How the credit is calculated
The credit comes in the form of a non-refundable tax credit calculated essentially as follows (some adjustments may be required for certain tax situations):
- Take the taxable income of the two spouses from line 260 of the T1, and transfer 50% of the difference between the two amounts, to a maximum of $50,000, from the highest to the lowest.
- Calculate what tax would be paid by each on their adjusted taxable income, totalling the two.
- Next, compare the revised total against the total of what was calculated before splitting.
- The difference, to a maximum of $2,000, is the Family Tax Cut credit that only one of the two spouses can claim against their tax payable.
TaxCycle will automatically calculate the best result for your clients, with its optimizations working in the background to re-evaluate if a credit is available, and which spouse is best to claim it, as you work through the return.
Conditions of eligibility
There are certain conditions to meet to be eligible to the credit. You can obtain more information about these and other details from the CRA Family Tax Cut page. Or, from the Department of Finance backgrounder on the Family Tax Cut.
Enhanced UCCB benefits
Along with the Family Tax Cut, the government announced an increase and enhancement of the Universal Child Care Benefit (UCCB), effective January, 2015:
- The $100 per month payment for children under 6 will increase to $160
- Parents of children from 6 to 17 years of age will receive a monthly payment of $60.
- The additional $60 for children under 18 will replace the Amount for children born in 1997 or later. This amount will still be claimed on 2014 tax returns, but will not on 2015 tax returns.
- Essentially, the Amount for children born in 1997 or later is being converted into an amount paid every month via the UCCB. This conversion also offers families more money than the old amount, which would likely have been $2,293 for 2015, resulting a 15% credit of $344. The new UCCB payments will provide $720 ($60 times 12) for the year. Although, the UCCB is taxable, so the net benefit will depend on the taxpayers' situation.
TaxCycle will calculate the estimated enhanced UCCB payments when you prepare your client's 2014 tax returns for you, so you can inform them of the amounts they will receive from July 2015 onwards.
Increased child care expense limits
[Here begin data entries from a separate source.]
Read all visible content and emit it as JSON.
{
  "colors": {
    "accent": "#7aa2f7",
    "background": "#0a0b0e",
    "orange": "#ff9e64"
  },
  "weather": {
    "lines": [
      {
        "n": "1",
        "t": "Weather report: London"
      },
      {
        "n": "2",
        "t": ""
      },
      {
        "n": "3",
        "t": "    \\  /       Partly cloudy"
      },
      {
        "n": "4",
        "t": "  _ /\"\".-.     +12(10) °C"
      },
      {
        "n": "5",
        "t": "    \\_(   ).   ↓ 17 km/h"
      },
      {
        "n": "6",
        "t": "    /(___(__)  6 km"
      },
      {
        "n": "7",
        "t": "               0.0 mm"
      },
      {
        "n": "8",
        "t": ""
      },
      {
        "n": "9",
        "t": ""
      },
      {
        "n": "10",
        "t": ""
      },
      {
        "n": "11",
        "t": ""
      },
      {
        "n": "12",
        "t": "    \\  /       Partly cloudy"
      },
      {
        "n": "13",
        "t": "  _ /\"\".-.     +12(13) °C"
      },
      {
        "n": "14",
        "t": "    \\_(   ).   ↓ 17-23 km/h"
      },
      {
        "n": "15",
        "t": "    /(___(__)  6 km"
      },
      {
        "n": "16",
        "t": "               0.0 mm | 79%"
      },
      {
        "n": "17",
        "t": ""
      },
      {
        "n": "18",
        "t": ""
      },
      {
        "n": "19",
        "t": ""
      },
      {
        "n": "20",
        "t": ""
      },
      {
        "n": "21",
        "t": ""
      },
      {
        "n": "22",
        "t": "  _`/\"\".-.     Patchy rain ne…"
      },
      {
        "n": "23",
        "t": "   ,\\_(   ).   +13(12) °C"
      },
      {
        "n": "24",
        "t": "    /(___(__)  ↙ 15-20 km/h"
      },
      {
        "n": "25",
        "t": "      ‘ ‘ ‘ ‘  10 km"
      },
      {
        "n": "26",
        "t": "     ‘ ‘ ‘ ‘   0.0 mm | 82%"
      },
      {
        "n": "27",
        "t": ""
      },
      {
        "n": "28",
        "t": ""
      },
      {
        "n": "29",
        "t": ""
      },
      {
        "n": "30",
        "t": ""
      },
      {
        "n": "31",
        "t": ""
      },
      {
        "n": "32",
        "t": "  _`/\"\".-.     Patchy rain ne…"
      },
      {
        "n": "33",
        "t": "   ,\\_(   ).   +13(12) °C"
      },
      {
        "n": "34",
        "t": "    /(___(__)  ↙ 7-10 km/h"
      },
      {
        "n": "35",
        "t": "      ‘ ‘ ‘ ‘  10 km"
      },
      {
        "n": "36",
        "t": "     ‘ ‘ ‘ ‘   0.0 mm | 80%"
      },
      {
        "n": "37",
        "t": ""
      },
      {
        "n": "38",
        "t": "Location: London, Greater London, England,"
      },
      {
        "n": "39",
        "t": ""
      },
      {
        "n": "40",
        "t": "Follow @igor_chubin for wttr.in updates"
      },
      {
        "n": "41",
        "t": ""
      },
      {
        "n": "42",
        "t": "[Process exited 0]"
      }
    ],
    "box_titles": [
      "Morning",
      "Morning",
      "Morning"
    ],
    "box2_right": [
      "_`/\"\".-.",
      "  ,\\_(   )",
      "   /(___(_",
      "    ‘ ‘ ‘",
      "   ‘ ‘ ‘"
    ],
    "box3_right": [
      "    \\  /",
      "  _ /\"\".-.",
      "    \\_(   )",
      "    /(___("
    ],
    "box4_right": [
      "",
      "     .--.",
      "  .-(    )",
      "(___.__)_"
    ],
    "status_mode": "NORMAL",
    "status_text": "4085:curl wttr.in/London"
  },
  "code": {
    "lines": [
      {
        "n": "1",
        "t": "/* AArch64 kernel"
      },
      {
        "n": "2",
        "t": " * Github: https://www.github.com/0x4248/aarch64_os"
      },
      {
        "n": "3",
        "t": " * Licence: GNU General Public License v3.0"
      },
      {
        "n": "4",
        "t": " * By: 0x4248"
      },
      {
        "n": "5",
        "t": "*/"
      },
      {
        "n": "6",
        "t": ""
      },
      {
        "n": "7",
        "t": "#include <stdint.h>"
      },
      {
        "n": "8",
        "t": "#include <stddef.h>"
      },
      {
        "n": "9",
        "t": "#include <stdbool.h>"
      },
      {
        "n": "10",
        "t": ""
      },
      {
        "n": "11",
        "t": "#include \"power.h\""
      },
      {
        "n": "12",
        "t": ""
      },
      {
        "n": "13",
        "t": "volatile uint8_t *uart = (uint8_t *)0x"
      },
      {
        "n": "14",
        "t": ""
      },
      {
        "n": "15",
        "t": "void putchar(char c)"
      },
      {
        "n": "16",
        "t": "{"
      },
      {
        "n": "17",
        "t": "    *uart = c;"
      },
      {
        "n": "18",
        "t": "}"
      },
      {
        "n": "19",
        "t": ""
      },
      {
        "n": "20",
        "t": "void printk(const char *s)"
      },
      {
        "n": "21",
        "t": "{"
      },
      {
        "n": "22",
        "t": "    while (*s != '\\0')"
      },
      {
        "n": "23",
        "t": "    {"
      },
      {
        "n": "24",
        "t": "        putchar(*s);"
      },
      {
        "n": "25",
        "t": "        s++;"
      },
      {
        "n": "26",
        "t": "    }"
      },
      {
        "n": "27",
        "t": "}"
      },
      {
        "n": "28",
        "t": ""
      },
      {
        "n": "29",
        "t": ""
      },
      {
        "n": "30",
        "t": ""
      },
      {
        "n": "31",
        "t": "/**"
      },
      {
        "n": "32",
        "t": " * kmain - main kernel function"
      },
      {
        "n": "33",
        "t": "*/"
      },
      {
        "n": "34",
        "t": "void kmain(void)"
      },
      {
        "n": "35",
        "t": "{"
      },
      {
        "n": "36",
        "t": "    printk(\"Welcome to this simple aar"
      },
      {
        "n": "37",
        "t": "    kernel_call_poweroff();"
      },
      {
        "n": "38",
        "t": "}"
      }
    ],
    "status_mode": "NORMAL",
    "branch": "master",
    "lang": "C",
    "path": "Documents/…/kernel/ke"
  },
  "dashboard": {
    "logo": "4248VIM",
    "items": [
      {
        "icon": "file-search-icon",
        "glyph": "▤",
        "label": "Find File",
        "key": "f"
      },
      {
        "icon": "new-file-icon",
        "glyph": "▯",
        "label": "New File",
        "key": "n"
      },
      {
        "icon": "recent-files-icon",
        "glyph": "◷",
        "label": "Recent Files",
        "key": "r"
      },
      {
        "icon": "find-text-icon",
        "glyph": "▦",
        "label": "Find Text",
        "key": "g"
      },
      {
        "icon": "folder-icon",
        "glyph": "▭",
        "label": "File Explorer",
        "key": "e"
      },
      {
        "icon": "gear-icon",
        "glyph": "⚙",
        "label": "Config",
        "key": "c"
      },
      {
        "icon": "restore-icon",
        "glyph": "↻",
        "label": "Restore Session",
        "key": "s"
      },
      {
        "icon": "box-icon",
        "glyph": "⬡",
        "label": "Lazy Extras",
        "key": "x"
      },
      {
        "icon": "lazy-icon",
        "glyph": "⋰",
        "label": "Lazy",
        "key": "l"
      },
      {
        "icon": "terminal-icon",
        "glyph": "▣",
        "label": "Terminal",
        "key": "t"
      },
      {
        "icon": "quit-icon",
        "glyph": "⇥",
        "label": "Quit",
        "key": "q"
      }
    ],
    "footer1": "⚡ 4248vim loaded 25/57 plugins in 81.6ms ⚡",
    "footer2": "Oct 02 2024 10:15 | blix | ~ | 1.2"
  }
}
The government also announced an increase of $1,000 to each of the limits for child care expenses effective for 2015 and subsequent years. The calculation of the basic limit in Part B of the T778 will now use $8,000 for each child under 7, $5,000 for children ages 7 to 16, and $11,000 for children for whom the Disability amount can be claimed.